Friday, July 17, 2009
The Road, by Cormac McCarthy
Yes, I finally read Cormac McCarthy. I don't know what took me so long.
What makes us human?
There's a million answers. And almost none of them satisfactory, definitely none of them comprehensive.
The better question might be, what makes you, as an individual, human? When you strip away all these things surrounding you, and not just the pesky things like cars and Nintendo and ethnic cuisine, but the big things like society and higher purpose, when those are eaten away like the grime on an old penny, what is left? What is there that makes us human when most of the things we use to define our humanity are no more?
Like a penny, are we completely pointless without civilization?
I don't know as The Road settles what we are when we have almost nothing left. But despite being absolutely post-apocalyptic in almost the scariest of ways, it gave me hope that there is something more to us than our strength in numbers. Hope that humanity is something intrinsic, something that still exists even when we no longer remember or care about our names, as long as we are willing to hold onto it.

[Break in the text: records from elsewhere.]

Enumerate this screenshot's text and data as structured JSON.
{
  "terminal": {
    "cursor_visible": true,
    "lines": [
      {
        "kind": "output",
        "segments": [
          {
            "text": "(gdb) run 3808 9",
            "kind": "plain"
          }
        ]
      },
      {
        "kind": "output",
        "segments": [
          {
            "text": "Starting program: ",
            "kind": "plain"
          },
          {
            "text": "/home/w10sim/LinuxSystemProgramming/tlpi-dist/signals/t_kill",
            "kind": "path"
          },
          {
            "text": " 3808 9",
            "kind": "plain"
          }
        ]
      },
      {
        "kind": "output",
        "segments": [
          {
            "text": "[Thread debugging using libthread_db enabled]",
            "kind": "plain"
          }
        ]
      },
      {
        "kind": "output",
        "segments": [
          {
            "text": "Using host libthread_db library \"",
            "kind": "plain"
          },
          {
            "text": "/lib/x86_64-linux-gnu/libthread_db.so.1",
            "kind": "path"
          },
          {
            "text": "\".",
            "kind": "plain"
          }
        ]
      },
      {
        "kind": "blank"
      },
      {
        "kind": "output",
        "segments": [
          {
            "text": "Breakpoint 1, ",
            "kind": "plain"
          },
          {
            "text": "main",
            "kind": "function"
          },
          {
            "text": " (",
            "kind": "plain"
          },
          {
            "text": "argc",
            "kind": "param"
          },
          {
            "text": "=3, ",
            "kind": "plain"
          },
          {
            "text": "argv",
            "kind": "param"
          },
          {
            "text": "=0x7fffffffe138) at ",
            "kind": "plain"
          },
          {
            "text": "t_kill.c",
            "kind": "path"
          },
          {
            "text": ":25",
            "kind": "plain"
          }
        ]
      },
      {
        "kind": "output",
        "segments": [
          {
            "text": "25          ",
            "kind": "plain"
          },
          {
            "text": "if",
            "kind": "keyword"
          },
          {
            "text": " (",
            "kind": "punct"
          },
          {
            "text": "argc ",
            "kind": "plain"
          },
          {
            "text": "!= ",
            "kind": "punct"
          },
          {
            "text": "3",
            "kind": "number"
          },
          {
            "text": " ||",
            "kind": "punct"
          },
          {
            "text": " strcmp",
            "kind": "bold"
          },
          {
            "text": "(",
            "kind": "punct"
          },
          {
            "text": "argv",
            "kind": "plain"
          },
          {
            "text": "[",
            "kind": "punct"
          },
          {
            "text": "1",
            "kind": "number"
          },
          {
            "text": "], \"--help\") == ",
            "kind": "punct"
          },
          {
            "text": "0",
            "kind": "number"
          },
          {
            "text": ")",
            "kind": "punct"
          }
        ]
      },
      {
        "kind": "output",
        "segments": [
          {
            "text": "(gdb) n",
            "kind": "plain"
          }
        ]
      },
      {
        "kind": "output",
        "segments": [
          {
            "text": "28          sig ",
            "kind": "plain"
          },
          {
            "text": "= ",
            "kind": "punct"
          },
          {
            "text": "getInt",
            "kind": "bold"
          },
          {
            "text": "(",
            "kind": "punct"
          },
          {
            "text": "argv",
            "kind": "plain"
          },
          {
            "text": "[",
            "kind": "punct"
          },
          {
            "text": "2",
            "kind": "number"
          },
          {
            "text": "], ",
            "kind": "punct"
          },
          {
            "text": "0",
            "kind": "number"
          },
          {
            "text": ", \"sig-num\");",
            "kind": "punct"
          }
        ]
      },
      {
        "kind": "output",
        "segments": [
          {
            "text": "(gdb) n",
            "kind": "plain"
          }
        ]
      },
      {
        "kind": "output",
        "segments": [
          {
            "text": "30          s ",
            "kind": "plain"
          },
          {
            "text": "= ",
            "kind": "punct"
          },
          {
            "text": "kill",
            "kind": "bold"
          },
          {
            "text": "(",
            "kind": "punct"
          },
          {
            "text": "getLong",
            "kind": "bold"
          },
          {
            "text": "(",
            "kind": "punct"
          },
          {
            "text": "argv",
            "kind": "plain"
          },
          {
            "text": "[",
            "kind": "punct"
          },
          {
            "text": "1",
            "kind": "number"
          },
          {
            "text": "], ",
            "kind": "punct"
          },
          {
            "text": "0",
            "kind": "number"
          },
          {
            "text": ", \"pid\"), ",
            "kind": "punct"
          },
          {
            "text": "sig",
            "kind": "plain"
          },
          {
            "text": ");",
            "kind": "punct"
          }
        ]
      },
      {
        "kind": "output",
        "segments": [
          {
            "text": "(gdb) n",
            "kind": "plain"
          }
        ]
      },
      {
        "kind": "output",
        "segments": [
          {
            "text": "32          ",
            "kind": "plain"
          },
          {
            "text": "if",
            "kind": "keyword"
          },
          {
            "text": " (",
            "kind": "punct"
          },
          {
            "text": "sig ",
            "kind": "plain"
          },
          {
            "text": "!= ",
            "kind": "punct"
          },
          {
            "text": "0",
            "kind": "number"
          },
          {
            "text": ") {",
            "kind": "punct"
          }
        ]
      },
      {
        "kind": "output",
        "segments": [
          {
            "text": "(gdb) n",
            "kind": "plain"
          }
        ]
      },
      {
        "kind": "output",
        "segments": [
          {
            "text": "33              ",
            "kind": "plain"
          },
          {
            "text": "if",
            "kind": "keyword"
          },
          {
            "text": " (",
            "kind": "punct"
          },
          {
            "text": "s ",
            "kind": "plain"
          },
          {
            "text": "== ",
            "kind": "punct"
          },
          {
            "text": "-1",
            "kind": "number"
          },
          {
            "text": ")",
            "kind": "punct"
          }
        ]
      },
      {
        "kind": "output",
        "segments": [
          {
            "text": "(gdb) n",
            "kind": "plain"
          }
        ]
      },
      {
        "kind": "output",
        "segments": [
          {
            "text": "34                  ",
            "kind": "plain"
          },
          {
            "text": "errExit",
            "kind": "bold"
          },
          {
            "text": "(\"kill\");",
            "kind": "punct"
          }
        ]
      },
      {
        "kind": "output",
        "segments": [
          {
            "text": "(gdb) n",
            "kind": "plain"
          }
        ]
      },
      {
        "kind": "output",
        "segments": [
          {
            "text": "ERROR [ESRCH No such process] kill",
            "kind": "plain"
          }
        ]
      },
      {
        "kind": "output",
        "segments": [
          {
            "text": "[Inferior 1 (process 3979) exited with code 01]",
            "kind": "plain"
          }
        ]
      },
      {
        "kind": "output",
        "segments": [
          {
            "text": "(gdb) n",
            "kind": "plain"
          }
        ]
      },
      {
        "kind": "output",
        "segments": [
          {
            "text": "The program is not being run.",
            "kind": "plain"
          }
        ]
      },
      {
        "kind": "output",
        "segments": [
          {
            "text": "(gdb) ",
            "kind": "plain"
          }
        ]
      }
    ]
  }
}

Humanity will exist as long as there is an individual who refuses to let it go.